Roderick Bates, associate and senior environmental researcher at KieranTimberlake, explained that today’s definition of high performance is not only specific to the region, but also to the type of building and how it will be used. A single solution no longer covers everything; instead, the need exists for an integrated team and the belief that lifecycle costs will be lower if individuals spend more on intellectual effort upfront and less on the hardware. Many of the same challenges cities face today have been identified by the “micro city” of Penn State University’s University Park, PA, campus, which has focused on the total integration of campus-wide energy conservation efforts.
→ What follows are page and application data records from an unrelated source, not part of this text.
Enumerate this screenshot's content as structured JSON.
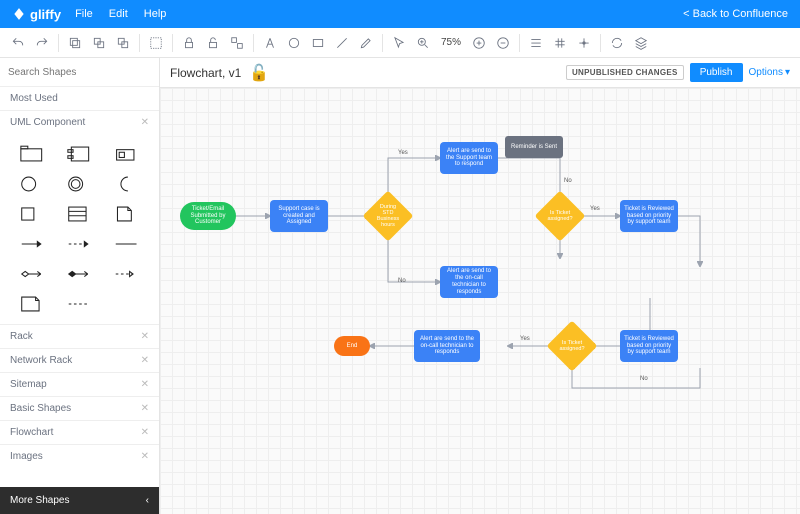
{
  "topbar": {
    "brand": "gliffy",
    "menu": [
      "File",
      "Edit",
      "Help"
    ],
    "back": "< Back to Confluence"
  },
  "toolbar": {
    "zoom": "75%"
  },
  "sidebar": {
    "search_placeholder": "Search Shapes",
    "sections_top": [
      "Most Used",
      "UML Component"
    ],
    "sections_bottom": [
      "Rack",
      "Network Rack",
      "Sitemap",
      "Basic Shapes",
      "Flowchart",
      "Images"
    ],
    "more": "More Shapes"
  },
  "doc": {
    "title": "Flowchart, v1",
    "badge": "UNPUBLISHED CHANGES",
    "publish": "Publish",
    "options": "Options"
  },
  "nodes": {
    "start": "Ticket/Email Submitted by Customer",
    "n1": "Support case is created and Assigned",
    "d1": "During STD Business hours",
    "n2": "Alert are send to the Support team to respond",
    "n3": "Alert are send to the on-call technician to responds",
    "gray": "Reminder is Sent",
    "d2": "Is Ticket assigned?",
    "n4": "Ticket is Reviewed based on priority by support team",
    "n5": "Ticket is Reviewed based on priority by support team",
    "d3": "Is Ticket assigned?",
    "n6": "Alert are send to the on-call technician to responds",
    "end": "End"
  },
  "labels": {
    "yes": "Yes",
    "no": "No"
  }
}
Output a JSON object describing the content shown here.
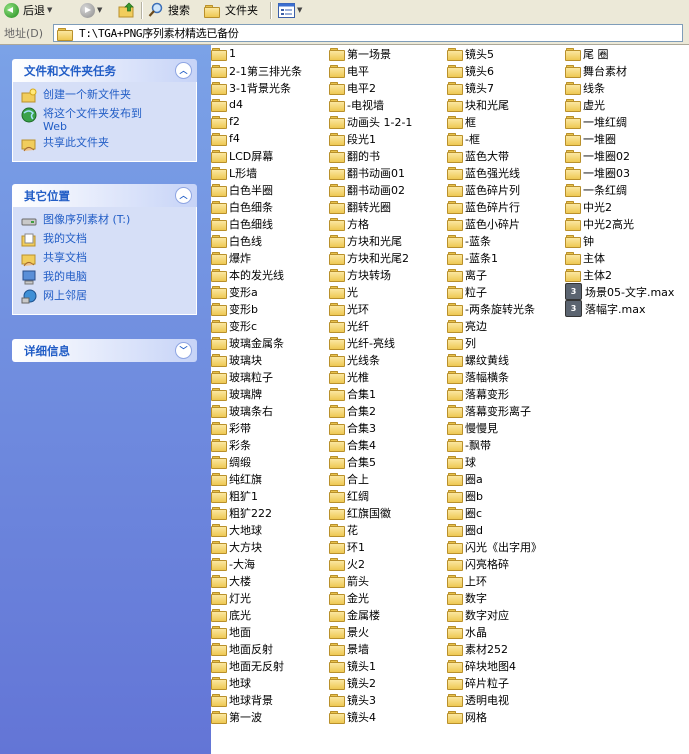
{
  "toolbar": {
    "back_label": "后退",
    "search_label": "搜索",
    "folders_label": "文件夹"
  },
  "address": {
    "label": "地址(D)",
    "path": "T:\\TGA+PNG序列素材精选已备份"
  },
  "sidebar": {
    "tasks": {
      "title": "文件和文件夹任务",
      "items": [
        {
          "label": "创建一个新文件夹",
          "icon": "new-folder-icon"
        },
        {
          "label": "将这个文件夹发布到",
          "label2": "Web",
          "icon": "publish-web-icon"
        },
        {
          "label": "共享此文件夹",
          "icon": "share-folder-icon"
        }
      ]
    },
    "places": {
      "title": "其它位置",
      "items": [
        {
          "label": "图像序列素材 (T:)",
          "icon": "drive-icon"
        },
        {
          "label": "我的文档",
          "icon": "my-documents-icon"
        },
        {
          "label": "共享文档",
          "icon": "shared-documents-icon"
        },
        {
          "label": "我的电脑",
          "icon": "my-computer-icon"
        },
        {
          "label": "网上邻居",
          "icon": "network-icon"
        }
      ]
    },
    "details": {
      "title": "详细信息"
    }
  },
  "files": {
    "columns": [
      [
        "1",
        "2-1第三排光条",
        "3-1背景光条",
        "d4",
        "f2",
        "f4",
        "LCD屏幕",
        "L形墙",
        "白色半圈",
        "白色细条",
        "白色细线",
        "白色线",
        "爆炸",
        "本的发光线",
        "变形a",
        "变形b",
        "变形c",
        "玻璃金属条",
        "玻璃块",
        "玻璃粒子",
        "玻璃牌",
        "玻璃条右",
        "彩带",
        "彩条",
        "绸缎",
        "纯红旗",
        "粗犷1",
        "粗犷222",
        "大地球",
        "大方块",
        "-大海",
        "大楼",
        "灯光",
        "底光",
        "地面",
        "地面反射",
        "地面无反射",
        "地球",
        "地球背景",
        "第一波"
      ],
      [
        "第一场景",
        "电平",
        "电平2",
        "-电视墙",
        "动画头 1-2-1",
        "段光1",
        "翻的书",
        "翻书动画01",
        "翻书动画02",
        "翻转光圈",
        "方格",
        "方块和光尾",
        "方块和光尾2",
        "方块转场",
        "光",
        "光环",
        "光纤",
        "光纤-亮线",
        "光线条",
        "光椎",
        "合集1",
        "合集2",
        "合集3",
        "合集4",
        "合集5",
        "合上",
        "红绸",
        "红旗国徽",
        "花",
        "环1",
        "火2",
        "箭头",
        "金光",
        "金属楼",
        "景火",
        "景墙",
        "镜头1",
        "镜头2",
        "镜头3",
        "镜头4"
      ],
      [
        "镜头5",
        "镜头6",
        "镜头7",
        "块和光尾",
        "框",
        "-框",
        "蓝色大带",
        "蓝色强光线",
        "蓝色碎片列",
        "蓝色碎片行",
        "蓝色小碎片",
        "-蓝条",
        "-蓝条1",
        "离子",
        "粒子",
        "-两条旋转光条",
        "亮边",
        "列",
        "螺纹黄线",
        "落幅横条",
        "落幕变形",
        "落幕变形离子",
        "慢慢見",
        "-飘带",
        "球",
        "圈a",
        "圈b",
        "圈c",
        "圈d",
        "闪光《出字用》",
        "闪亮格碎",
        "上环",
        "数字",
        "数字对应",
        "水晶",
        "素材252",
        "碎块地图4",
        "碎片粒子",
        "透明电视",
        "网格"
      ],
      [
        "尾 圈",
        "舞台素材",
        "线条",
        "虚光",
        "一堆红绸",
        "一堆圈",
        "一堆圈02",
        "一堆圈03",
        "一条红绸",
        "中光2",
        "中光2高光",
        "钟",
        "主体",
        "主体2"
      ]
    ],
    "max_files": [
      "场景05-文字.max",
      "落幅字.max"
    ]
  }
}
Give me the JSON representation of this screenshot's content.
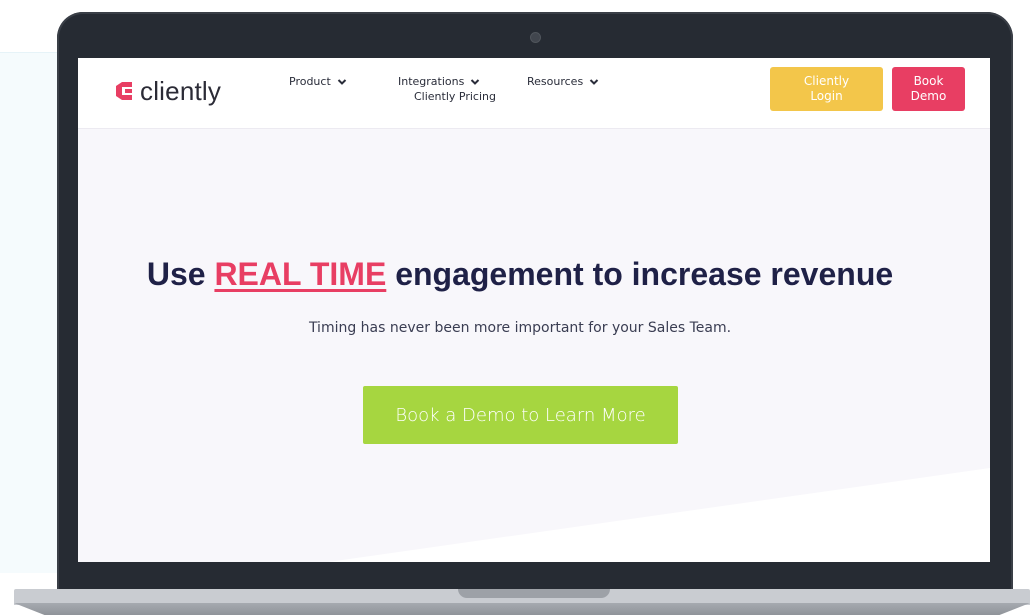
{
  "brand": {
    "name": "cliently"
  },
  "nav": {
    "items": [
      {
        "label": "Product"
      },
      {
        "label": "Integrations"
      },
      {
        "label": "Resources"
      }
    ],
    "sub_item": "Cliently Pricing",
    "login_label": "Cliently Login",
    "book_label": "Book Demo"
  },
  "hero": {
    "title_before": "Use ",
    "title_highlight": "REAL TIME",
    "title_after": " engagement to increase revenue",
    "subtitle": "Timing has never been more important for your Sales Team.",
    "cta_label": "Book a Demo to Learn More"
  },
  "colors": {
    "accent_pink": "#e83e63",
    "accent_yellow": "#f3c64a",
    "accent_green": "#a6d640",
    "heading_navy": "#1f2147"
  },
  "icons": {
    "logo": "cliently-logo-icon",
    "dropdown": "chevron-down-icon",
    "camera": "camera-icon"
  }
}
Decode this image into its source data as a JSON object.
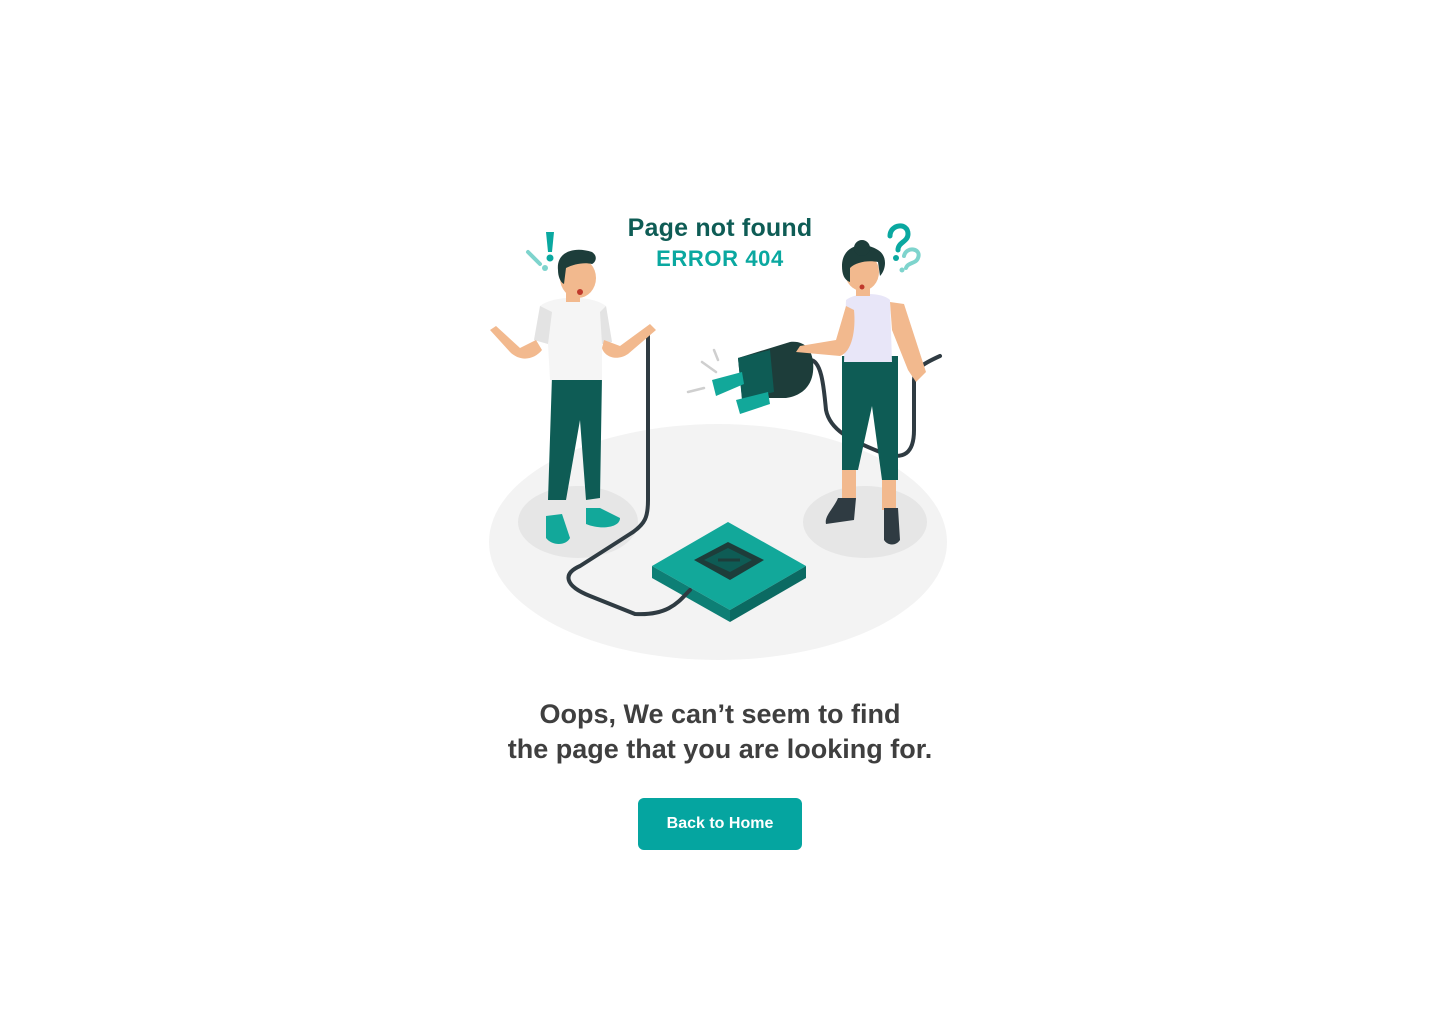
{
  "illustration": {
    "title": "Page not found",
    "subtitle": "ERROR 404",
    "colors": {
      "dark_teal": "#0e5c55",
      "teal": "#0aa8a0",
      "floor": "#f3f3f3",
      "shadow": "#e4e4e4",
      "skin": "#f2b98e",
      "cable": "#2f3b42"
    }
  },
  "message": {
    "line1": "Oops, We can’t seem to find",
    "line2": "the page that you are looking for."
  },
  "actions": {
    "home_label": "Back to Home",
    "accent_color": "#05a5a0"
  }
}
According to Ian Salada, manager of engineering services, Office of Physical Plant, strategies that ensure efficient building operation from the beginning, combined with continuous commissioning, are paramount.
“It can take up to five years to get a building working properly,” Salada said. “Commissioning a building helps ensure that each system will operate, but it doesn’t mean each system operates properly.”
Continuous commissioning is a solution that larger cities can adopt, along with diagnostic monitoring by building automation systems (BAS) and ensuring that system selections match the scale, function and occupancy of a building. As the Penn State campus experience demonstrates, even though a “micro city,” compared to a larger one, has better control of both demand and consumption, buildings require ongoing adjustment to maintain optimization.
The City of Philadelphia has taken a progressive stance on building efficiency. For example, the city is requiring all buildings in the city over 50,000 square feet to document and disclose energy consumption, allowing tenants to see building efficiencies for themselves and rank competing buildings. Nonetheless, achieving the high levels of efficiency now sought by Philadelphia and others on the energy efficiency frontier will stretch current resources. As Freihaut has observed, “the required technologies exist, but the goals cannot be met without a new way of thinking about those technologies and how they can relate to one another.”